● Try it
Go through the entries, filter for the word "imagens", and copy every line that has it.

Data records for software interfaces
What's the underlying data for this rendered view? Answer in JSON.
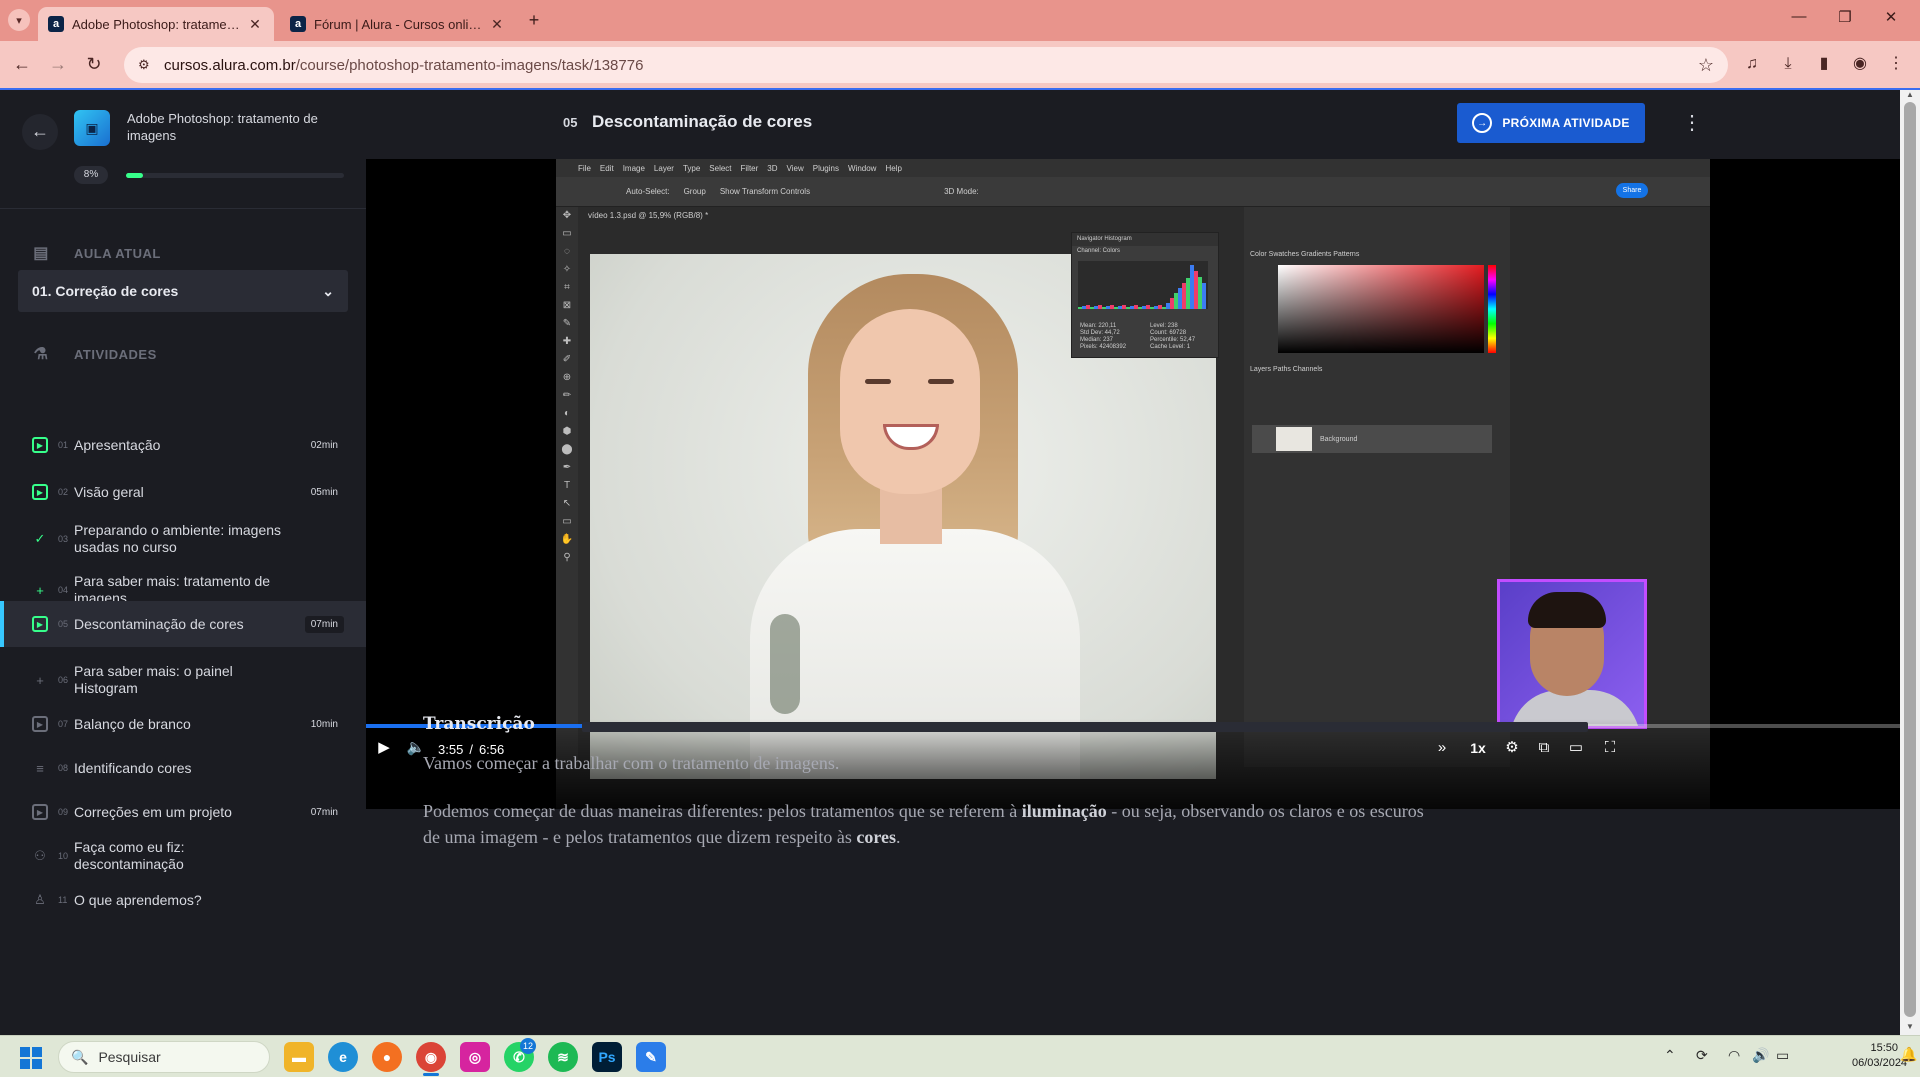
{
  "browser": {
    "tabs": [
      {
        "title": "Adobe Photoshop: tratamento de imagens",
        "favicon": "a",
        "active": true
      },
      {
        "title": "Fórum | Alura - Cursos online de tecnologia",
        "favicon": "a",
        "active": false
      }
    ],
    "url_host": "cursos.alura.com.br",
    "url_path": "/course/photoshop-tratamento-imagens/task/138776"
  },
  "sidebar": {
    "course_title": "Adobe Photoshop: tratamento de imagens",
    "progress_label": "8%",
    "progress_value": 0.08,
    "current_lesson_header": "AULA ATUAL",
    "current_lesson": "01. Correção de cores",
    "activities_header": "ATIVIDADES",
    "activities": [
      {
        "num": "01",
        "title": "Apresentação",
        "duration": "02min",
        "icon": "video-icon",
        "done": true
      },
      {
        "num": "02",
        "title": "Visão geral",
        "duration": "05min",
        "icon": "video-icon",
        "done": true
      },
      {
        "num": "03",
        "title": "Preparando o ambiente: imagens usadas no curso",
        "duration": "",
        "icon": "clipboard-icon",
        "done": true
      },
      {
        "num": "04",
        "title": "Para saber mais: tratamento de imagens",
        "duration": "",
        "icon": "plus-circle-icon",
        "done": true
      },
      {
        "num": "05",
        "title": "Descontaminação de cores",
        "duration": "07min",
        "icon": "video-icon",
        "done": true,
        "current": true
      },
      {
        "num": "06",
        "title": "Para saber mais: o painel Histogram",
        "duration": "",
        "icon": "plus-circle-icon",
        "done": false
      },
      {
        "num": "07",
        "title": "Balanço de branco",
        "duration": "10min",
        "icon": "video-icon",
        "done": false
      },
      {
        "num": "08",
        "title": "Identificando cores",
        "duration": "",
        "icon": "list-icon",
        "done": false
      },
      {
        "num": "09",
        "title": "Correções em um projeto",
        "duration": "07min",
        "icon": "video-icon",
        "done": false
      },
      {
        "num": "10",
        "title": "Faça como eu fiz: descontaminação",
        "duration": "",
        "icon": "people-icon",
        "done": false
      },
      {
        "num": "11",
        "title": "O que aprendemos?",
        "duration": "",
        "icon": "person-icon",
        "done": false
      }
    ]
  },
  "header": {
    "task_number": "05",
    "task_title": "Descontaminação de cores",
    "next_button": "PRÓXIMA ATIVIDADE"
  },
  "player": {
    "current_time": "3:55",
    "separator": "/",
    "duration": "6:56",
    "played_fraction": 0.565,
    "buffered_fraction": 0.58,
    "speed": "1x",
    "photoshop": {
      "menu": [
        "File",
        "Edit",
        "Image",
        "Layer",
        "Type",
        "Select",
        "Filter",
        "3D",
        "View",
        "Plugins",
        "Window",
        "Help"
      ],
      "options": [
        "Auto-Select:",
        "Group",
        "Show Transform Controls",
        "3D Mode:"
      ],
      "share": "Share",
      "doc_tab": "vídeo 1.3.psd @ 15,9% (RGB/8) *",
      "histogram_tabs": "Navigator   Histogram",
      "histogram_channel": "Channel:  Colors",
      "histogram_stats": [
        "Mean: 220,11",
        "Std Dev: 44,72",
        "Median: 237",
        "Pixels: 42408392",
        "Level: 238",
        "Count: 69728",
        "Percentile: 52,47",
        "Cache Level: 1"
      ],
      "color_tabs": "Color   Swatches   Gradients   Patterns",
      "layers_tabs": "Layers   Paths   Channels",
      "layer_name": "Background"
    }
  },
  "transcript": {
    "heading": "Transcrição",
    "p1": "Vamos começar a trabalhar com o tratamento de imagens.",
    "p2_a": "Podemos começar de duas maneiras diferentes: pelos tratamentos que se referem à ",
    "p2_b": "iluminação",
    "p2_c": " - ou seja, observando os claros e os escuros de uma imagem - e pelos tratamentos que dizem respeito às ",
    "p2_d": "cores",
    "p2_e": "."
  },
  "taskbar": {
    "search_placeholder": "Pesquisar",
    "whatsapp_badge": "12",
    "time": "15:50",
    "date": "06/03/2024"
  },
  "colors": {
    "accent_green": "#37ff8b",
    "accent_blue": "#1a5bd0",
    "browser_chrome": "#e8948c"
  }
}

● Written reply
        "title": "Adobe Photoshop: tratamento de imagens",
    "url_path": "/course/photoshop-tratamento-imagens/task/138776"
    "course_title": "Adobe Photoshop: tratamento de imagens",
        "title": "Preparando o ambiente: imagens usadas no curso",
        "title": "Para saber mais: tratamento de imagens",
    "p1": "Vamos começar a trabalhar com o tratamento de imagens.",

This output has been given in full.